-- Opening Marker --

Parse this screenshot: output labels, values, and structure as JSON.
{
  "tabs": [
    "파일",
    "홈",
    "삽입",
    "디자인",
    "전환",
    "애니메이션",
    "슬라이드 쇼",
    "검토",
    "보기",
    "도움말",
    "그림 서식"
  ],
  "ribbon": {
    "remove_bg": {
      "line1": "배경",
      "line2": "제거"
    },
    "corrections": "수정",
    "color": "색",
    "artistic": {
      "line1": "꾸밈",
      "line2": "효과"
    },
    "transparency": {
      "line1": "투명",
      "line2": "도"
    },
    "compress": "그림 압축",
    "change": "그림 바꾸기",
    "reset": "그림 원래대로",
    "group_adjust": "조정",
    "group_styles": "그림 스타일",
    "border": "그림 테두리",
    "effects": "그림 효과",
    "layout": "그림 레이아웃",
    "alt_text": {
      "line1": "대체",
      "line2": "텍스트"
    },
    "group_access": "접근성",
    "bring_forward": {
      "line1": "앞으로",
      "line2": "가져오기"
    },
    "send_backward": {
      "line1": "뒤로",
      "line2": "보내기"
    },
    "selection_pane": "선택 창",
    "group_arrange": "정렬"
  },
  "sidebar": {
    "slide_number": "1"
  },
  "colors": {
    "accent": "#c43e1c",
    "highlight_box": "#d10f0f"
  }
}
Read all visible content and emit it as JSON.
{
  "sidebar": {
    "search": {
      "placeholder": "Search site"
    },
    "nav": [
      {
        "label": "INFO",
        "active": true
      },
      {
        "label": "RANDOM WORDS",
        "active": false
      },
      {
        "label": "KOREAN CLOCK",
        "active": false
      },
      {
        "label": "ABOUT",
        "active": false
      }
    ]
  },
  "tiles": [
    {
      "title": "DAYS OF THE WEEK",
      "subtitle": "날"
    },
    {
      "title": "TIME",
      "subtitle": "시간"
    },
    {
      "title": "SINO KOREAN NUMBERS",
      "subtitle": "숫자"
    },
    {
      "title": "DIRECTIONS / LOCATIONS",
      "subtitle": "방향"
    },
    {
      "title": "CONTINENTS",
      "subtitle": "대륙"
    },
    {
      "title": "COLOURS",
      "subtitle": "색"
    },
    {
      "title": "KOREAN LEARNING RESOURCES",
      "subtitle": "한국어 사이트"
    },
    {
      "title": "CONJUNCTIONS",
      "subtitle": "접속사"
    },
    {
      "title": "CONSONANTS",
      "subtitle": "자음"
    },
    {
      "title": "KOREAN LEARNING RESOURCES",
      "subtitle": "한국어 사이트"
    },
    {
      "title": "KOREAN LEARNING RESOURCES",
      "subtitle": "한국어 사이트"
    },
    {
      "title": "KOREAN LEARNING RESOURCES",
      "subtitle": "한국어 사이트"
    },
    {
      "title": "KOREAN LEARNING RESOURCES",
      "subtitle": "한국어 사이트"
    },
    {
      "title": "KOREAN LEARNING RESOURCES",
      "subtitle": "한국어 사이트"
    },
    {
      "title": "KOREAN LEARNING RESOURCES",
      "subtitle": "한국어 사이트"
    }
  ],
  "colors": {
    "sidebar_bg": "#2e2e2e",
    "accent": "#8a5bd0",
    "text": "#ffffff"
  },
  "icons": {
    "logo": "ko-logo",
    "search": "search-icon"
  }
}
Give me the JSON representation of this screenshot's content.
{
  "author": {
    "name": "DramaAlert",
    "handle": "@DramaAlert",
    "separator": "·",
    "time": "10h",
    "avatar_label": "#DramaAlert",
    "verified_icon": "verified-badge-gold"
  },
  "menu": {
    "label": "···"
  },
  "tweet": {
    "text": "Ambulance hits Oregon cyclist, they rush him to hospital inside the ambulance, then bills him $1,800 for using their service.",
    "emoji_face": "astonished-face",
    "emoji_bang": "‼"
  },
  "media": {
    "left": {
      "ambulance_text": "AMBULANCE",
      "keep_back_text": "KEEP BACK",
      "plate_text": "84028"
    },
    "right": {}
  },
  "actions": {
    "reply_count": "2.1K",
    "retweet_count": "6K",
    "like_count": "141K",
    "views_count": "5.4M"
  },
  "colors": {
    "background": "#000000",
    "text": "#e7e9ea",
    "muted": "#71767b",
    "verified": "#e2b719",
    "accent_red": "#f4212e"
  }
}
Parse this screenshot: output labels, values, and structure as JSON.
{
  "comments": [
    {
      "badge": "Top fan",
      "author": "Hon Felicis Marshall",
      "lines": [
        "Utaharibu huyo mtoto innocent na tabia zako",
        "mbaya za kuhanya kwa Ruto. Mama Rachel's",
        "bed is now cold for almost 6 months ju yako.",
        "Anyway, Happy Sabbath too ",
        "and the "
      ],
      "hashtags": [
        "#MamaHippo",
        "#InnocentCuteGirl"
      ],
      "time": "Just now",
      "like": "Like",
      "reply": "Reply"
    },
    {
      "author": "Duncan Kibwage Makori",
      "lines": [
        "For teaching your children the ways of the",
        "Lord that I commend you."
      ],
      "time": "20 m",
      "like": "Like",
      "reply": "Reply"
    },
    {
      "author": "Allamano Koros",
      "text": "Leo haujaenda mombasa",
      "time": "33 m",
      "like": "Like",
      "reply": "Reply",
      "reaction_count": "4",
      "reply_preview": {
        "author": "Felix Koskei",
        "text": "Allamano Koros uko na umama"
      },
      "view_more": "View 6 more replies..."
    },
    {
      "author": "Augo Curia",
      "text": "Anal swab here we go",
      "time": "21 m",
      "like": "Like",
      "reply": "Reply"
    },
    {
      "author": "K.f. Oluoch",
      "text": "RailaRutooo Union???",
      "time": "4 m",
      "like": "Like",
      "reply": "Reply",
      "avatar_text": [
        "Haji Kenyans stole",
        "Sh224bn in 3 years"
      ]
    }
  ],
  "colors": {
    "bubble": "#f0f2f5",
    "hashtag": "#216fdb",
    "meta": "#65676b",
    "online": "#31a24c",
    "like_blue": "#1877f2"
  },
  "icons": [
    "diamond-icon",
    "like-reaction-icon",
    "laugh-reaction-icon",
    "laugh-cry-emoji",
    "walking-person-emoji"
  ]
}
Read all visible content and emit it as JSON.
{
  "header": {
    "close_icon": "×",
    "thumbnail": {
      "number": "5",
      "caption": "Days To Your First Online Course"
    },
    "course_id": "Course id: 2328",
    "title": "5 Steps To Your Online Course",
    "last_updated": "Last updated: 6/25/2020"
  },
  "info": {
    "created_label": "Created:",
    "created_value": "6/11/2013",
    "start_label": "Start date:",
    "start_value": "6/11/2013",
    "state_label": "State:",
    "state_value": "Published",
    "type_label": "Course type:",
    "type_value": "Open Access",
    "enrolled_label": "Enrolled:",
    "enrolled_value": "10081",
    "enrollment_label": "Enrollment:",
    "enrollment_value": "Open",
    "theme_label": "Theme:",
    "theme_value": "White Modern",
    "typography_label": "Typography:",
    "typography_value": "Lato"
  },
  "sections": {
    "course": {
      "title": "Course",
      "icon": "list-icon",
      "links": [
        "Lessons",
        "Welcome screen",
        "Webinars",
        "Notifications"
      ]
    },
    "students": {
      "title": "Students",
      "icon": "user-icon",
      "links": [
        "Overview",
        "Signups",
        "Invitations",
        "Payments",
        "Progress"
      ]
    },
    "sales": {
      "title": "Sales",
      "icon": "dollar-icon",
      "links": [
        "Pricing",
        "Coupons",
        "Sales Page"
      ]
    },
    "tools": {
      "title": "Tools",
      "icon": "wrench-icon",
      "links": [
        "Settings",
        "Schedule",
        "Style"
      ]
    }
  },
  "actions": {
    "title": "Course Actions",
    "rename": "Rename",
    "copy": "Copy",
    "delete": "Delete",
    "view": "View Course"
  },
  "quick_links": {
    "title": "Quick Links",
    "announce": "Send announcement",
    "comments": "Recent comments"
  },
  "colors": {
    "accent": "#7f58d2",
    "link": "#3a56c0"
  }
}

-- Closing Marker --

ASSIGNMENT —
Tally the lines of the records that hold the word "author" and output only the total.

SOLUTION TO THE PROBLEM —
7